Page and application data records:

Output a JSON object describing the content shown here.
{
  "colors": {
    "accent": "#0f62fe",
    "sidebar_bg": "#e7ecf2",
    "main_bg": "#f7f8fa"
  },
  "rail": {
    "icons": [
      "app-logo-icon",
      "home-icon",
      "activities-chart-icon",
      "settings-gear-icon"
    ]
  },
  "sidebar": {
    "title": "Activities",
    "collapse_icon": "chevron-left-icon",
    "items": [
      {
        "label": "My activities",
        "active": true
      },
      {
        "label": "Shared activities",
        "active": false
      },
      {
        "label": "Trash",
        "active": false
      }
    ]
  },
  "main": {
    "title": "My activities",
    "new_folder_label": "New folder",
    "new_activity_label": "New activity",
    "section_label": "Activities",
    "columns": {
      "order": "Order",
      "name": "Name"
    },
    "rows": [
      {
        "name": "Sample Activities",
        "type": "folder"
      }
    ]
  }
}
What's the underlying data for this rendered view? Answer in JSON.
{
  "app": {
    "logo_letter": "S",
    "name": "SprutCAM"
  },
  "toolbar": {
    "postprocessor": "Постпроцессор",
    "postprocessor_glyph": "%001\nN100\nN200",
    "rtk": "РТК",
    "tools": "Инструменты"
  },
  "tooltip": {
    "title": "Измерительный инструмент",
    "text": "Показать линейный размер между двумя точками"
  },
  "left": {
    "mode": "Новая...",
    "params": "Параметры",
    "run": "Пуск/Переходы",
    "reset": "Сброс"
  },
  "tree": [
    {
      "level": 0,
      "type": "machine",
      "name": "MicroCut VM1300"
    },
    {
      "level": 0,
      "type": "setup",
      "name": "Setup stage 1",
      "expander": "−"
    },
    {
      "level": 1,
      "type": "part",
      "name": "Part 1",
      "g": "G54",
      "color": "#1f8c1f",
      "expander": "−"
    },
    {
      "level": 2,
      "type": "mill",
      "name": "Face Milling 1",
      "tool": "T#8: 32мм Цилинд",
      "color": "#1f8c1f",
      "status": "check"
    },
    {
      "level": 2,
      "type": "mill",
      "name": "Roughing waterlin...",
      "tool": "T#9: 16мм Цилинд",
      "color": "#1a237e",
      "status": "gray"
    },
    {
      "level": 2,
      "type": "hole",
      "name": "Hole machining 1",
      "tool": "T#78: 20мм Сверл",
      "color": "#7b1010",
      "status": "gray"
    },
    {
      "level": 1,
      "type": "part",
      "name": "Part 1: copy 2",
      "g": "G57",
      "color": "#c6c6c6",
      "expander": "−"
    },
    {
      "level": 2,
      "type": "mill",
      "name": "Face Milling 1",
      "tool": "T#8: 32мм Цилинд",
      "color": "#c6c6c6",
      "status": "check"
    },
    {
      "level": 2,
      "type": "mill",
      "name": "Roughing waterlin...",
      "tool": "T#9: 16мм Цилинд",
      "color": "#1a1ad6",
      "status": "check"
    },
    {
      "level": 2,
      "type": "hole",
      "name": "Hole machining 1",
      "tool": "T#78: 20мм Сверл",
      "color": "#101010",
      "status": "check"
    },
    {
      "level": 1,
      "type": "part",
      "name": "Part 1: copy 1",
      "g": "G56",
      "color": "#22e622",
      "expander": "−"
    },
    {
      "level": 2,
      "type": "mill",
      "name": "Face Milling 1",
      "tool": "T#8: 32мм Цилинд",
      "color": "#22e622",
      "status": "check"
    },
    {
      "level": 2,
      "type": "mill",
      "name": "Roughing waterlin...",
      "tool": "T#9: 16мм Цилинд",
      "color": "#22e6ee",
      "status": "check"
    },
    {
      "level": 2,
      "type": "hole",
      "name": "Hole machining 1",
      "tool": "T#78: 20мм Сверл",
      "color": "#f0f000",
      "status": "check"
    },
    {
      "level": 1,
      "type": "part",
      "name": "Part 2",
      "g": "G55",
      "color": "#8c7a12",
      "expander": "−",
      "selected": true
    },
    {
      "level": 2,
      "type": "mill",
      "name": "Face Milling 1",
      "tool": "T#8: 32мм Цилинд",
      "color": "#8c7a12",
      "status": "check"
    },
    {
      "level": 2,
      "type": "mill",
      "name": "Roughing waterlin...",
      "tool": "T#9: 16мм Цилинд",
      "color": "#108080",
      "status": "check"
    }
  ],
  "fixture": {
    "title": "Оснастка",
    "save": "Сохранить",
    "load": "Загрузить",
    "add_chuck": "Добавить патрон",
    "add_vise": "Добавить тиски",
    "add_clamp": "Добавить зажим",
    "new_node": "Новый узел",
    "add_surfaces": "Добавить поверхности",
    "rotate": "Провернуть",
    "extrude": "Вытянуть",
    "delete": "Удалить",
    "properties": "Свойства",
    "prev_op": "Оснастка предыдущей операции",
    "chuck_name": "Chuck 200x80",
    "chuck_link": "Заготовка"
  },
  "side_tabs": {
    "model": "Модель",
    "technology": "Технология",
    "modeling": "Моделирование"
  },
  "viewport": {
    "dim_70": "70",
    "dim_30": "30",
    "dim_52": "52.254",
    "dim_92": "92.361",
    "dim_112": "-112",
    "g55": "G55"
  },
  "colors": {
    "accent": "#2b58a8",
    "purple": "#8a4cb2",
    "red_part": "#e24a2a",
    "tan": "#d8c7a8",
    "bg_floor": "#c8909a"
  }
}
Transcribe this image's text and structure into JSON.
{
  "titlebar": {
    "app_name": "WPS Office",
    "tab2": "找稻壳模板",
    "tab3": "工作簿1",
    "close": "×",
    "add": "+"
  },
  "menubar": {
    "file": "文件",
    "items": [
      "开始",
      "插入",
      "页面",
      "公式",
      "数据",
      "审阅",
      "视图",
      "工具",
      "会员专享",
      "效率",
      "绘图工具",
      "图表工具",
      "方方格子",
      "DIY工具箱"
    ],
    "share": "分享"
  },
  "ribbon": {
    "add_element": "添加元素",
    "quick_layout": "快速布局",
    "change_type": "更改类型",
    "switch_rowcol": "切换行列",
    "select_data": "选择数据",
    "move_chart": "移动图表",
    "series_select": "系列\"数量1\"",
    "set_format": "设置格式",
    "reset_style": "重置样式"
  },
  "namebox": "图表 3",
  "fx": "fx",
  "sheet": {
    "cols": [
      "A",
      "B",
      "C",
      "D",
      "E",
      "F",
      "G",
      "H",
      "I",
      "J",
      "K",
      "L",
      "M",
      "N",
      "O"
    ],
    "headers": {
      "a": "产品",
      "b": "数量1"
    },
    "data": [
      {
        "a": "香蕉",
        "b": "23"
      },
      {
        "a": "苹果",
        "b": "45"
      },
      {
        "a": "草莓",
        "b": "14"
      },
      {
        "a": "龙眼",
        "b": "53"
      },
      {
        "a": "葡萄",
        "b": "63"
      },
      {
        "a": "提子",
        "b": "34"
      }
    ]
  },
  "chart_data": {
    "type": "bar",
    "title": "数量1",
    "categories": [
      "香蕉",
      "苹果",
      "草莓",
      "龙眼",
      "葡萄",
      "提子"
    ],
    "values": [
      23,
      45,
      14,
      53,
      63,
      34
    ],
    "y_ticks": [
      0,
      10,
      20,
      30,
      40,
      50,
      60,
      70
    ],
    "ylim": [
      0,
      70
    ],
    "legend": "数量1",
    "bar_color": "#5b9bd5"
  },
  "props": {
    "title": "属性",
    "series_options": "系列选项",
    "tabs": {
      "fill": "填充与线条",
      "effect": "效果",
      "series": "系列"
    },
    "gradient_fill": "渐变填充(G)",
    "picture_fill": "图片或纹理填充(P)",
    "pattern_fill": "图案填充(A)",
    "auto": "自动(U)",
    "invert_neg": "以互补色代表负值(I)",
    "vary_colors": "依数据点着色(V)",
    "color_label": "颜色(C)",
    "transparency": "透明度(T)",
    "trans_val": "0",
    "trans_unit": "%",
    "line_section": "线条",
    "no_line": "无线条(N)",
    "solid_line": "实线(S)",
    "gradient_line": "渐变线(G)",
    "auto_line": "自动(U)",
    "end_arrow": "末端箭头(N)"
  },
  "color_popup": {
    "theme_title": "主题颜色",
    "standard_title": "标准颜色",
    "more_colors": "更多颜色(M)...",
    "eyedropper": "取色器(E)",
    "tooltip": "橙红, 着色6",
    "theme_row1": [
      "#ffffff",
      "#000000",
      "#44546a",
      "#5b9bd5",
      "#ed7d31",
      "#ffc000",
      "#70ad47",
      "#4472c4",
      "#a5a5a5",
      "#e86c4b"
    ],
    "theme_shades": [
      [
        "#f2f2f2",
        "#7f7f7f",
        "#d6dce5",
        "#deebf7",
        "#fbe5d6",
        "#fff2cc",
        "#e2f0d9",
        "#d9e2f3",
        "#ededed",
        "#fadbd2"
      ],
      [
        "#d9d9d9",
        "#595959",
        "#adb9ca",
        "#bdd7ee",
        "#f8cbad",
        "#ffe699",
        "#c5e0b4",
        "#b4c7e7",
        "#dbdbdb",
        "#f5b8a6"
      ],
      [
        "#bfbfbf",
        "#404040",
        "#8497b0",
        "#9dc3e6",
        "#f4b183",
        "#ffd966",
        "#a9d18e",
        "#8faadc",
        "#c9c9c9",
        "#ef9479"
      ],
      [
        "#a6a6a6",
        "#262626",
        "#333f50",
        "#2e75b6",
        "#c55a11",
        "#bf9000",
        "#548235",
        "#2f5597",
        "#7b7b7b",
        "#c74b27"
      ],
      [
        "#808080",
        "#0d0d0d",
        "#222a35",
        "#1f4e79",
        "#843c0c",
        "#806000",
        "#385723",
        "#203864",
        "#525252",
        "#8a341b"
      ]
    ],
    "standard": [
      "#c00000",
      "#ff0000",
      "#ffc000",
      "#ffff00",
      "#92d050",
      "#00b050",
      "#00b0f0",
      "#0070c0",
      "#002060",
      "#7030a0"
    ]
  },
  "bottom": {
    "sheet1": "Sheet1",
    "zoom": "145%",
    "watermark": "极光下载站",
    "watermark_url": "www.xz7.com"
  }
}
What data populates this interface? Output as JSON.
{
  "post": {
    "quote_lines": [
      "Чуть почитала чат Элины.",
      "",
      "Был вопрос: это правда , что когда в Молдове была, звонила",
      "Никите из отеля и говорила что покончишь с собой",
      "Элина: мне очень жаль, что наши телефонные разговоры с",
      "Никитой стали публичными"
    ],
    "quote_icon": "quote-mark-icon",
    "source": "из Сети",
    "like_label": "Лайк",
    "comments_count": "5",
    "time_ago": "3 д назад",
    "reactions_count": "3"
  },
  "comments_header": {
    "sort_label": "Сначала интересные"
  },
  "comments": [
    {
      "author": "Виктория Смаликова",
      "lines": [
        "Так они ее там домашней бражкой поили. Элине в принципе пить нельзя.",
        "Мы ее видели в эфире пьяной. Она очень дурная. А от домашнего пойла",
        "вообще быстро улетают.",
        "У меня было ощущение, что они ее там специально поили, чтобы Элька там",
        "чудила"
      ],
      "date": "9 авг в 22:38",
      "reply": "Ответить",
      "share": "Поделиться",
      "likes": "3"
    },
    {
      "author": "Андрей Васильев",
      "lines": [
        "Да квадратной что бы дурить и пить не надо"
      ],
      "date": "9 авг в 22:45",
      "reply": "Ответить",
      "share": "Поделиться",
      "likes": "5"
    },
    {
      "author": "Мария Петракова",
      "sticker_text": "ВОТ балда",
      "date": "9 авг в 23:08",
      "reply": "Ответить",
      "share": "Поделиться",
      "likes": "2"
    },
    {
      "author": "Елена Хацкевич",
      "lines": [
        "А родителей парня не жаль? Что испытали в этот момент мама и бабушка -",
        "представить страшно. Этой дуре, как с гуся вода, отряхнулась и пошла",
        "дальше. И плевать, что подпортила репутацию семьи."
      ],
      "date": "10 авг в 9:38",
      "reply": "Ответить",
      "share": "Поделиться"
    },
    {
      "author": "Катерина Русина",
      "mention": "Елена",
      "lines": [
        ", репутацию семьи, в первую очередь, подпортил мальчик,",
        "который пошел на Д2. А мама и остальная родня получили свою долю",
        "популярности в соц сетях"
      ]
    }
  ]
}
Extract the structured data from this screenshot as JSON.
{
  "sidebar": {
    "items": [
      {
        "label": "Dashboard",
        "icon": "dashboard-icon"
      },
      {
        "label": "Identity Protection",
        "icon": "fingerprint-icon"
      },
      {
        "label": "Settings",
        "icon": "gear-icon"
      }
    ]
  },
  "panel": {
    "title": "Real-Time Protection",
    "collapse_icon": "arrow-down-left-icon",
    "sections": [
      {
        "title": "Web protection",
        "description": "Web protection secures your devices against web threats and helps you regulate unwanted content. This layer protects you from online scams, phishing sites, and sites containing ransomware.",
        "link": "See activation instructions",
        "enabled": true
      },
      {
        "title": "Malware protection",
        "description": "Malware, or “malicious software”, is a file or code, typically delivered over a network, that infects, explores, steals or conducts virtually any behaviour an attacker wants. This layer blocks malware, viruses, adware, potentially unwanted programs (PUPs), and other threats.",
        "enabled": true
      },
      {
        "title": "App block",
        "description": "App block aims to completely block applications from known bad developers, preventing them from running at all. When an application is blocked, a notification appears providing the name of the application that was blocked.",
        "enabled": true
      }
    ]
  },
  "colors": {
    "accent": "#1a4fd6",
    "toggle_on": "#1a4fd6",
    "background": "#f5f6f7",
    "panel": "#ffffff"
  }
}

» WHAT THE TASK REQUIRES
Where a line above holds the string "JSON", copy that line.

» SOLUTION FOR THIS TASK
Output a JSON object describing the content shown here.
What's the underlying data for this rendered view? Answer in JSON.
Transcribe this image's text and structure into JSON.
What data populates this interface? Output as JSON.
Extract the structured data from this screenshot as JSON.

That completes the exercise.